Although their acronyms are similar, CSN.1 is substantially different from ASN.1.
ASN.1 defines an abstract data structure: in other words, an ASN.1 specification tells you, for example, that we have a structure with some fields in it, or a union, an array and so on.
In ASN.1 we describe our data structure as we do when we are declaring C structs.
When we need to actually send the data over the network, we follow the encoding rules we have chosen. These encoding rules, like BER o PER, tell us that a structure is always coded in a given way, an integer is always coded in another way and so on.
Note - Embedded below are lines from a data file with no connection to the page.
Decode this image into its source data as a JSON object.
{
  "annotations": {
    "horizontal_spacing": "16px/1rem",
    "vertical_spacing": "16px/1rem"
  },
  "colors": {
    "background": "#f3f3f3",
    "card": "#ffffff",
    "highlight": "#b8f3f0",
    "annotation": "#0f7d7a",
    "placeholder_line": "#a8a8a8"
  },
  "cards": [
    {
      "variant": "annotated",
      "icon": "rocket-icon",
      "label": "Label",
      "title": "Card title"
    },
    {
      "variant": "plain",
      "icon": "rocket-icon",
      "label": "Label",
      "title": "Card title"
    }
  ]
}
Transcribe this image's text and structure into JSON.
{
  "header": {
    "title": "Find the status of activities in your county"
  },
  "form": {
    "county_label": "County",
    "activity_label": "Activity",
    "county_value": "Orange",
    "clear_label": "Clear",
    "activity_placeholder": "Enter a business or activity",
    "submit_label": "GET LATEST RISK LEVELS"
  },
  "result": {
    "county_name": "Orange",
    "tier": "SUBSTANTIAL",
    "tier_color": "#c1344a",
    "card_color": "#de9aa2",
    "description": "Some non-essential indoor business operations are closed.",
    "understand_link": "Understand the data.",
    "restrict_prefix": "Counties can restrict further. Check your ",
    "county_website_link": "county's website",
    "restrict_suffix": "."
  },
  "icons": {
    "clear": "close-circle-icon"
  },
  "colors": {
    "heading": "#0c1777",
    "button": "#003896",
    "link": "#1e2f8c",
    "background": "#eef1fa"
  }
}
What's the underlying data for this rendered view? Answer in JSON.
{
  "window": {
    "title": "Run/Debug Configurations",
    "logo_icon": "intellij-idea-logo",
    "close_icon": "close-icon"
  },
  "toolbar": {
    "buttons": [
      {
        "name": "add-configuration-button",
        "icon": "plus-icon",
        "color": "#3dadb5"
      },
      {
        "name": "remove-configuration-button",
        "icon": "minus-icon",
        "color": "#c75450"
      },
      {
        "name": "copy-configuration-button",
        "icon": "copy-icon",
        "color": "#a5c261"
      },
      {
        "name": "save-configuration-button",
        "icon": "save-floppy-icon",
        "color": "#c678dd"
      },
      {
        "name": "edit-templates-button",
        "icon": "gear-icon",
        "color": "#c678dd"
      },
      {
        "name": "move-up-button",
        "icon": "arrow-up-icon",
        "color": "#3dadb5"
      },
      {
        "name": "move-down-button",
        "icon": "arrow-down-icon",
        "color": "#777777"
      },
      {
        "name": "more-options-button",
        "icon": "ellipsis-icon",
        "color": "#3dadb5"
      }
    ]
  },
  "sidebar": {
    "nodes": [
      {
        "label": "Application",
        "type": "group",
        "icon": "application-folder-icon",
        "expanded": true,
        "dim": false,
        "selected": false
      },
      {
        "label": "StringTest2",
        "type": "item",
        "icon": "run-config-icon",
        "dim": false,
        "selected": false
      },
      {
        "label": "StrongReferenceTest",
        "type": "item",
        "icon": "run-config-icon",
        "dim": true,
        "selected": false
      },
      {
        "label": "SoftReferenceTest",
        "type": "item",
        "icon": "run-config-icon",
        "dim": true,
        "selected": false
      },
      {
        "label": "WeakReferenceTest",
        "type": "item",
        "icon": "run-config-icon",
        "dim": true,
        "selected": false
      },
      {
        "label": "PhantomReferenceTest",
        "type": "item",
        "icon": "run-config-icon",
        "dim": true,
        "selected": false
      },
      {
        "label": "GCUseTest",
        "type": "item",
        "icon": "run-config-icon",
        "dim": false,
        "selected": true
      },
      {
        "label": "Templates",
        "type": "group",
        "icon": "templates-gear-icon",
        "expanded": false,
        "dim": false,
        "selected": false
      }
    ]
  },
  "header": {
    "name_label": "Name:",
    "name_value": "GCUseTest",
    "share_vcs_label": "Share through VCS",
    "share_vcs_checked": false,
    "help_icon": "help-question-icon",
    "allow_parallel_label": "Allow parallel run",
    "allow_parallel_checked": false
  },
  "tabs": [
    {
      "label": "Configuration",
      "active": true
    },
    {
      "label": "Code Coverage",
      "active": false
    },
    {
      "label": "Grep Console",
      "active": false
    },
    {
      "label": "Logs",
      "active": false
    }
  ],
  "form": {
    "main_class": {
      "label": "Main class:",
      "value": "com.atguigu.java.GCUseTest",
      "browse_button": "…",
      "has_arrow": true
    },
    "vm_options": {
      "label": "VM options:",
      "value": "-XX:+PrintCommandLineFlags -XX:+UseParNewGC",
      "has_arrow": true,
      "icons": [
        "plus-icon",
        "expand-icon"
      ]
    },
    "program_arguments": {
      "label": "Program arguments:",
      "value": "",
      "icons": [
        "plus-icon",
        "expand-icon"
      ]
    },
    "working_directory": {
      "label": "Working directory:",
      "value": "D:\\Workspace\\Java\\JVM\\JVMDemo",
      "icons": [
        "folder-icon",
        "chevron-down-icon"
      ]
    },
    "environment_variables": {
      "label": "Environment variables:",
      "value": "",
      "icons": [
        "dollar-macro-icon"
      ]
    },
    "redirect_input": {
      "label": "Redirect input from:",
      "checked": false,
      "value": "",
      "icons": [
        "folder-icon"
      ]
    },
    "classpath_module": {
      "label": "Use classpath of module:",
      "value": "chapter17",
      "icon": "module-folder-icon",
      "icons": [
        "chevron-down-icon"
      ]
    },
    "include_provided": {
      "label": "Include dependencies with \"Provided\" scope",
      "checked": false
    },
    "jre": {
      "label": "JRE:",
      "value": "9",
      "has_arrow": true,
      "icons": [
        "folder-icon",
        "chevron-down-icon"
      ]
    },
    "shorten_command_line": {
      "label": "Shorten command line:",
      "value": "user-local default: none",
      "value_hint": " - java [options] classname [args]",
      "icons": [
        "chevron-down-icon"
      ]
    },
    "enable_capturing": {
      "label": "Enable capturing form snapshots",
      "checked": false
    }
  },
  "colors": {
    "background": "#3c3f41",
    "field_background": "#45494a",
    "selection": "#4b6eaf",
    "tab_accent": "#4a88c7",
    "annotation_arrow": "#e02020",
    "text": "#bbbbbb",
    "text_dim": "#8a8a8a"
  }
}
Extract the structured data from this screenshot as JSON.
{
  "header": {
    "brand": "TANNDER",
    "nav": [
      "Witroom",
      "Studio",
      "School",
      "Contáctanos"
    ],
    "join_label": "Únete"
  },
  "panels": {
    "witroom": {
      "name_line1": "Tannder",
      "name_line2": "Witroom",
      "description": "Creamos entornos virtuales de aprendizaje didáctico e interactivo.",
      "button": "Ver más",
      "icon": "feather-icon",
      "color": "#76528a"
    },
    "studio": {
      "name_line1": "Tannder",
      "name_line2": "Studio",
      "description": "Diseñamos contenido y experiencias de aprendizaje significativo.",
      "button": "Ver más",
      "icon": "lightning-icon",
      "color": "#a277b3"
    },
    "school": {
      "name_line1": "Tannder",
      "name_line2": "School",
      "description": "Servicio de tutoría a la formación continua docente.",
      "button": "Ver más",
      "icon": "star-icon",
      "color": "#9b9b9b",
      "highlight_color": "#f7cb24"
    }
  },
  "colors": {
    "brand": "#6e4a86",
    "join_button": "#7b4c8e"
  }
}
Therefore any ASN.1 tools can easily generate a C data structure and some C code able to take a BER or PER coded binary stream and decode it into that C structure.
CSN.1, instead, defines at bit-level the encoded stream. A CSN.1 definition says, for example, that we expect a 1 followed by 8 more bits or a 0 followed by 4 bits and another 0:
< my data > ::= 1 <x: bit(8)> | 0 <y: bit(4)> 0;|
Most of the CSN.1 tools read the CSN.1 specification file and produce a CSN.1 parser; this parser, once compiled, reads the encoded binary stream and when it recognize some valid elements in it invokes a user defined callback function.
In other words, it generates code that will say to you: hey, I found the 1 followed by the 8 bits you were expecting: the 8 bits are 11001001; do whatever you like.
In other words, the data structures need to be deduced from the encoded data by reverse-engineering the CSN.1 code and try to guess the original structures.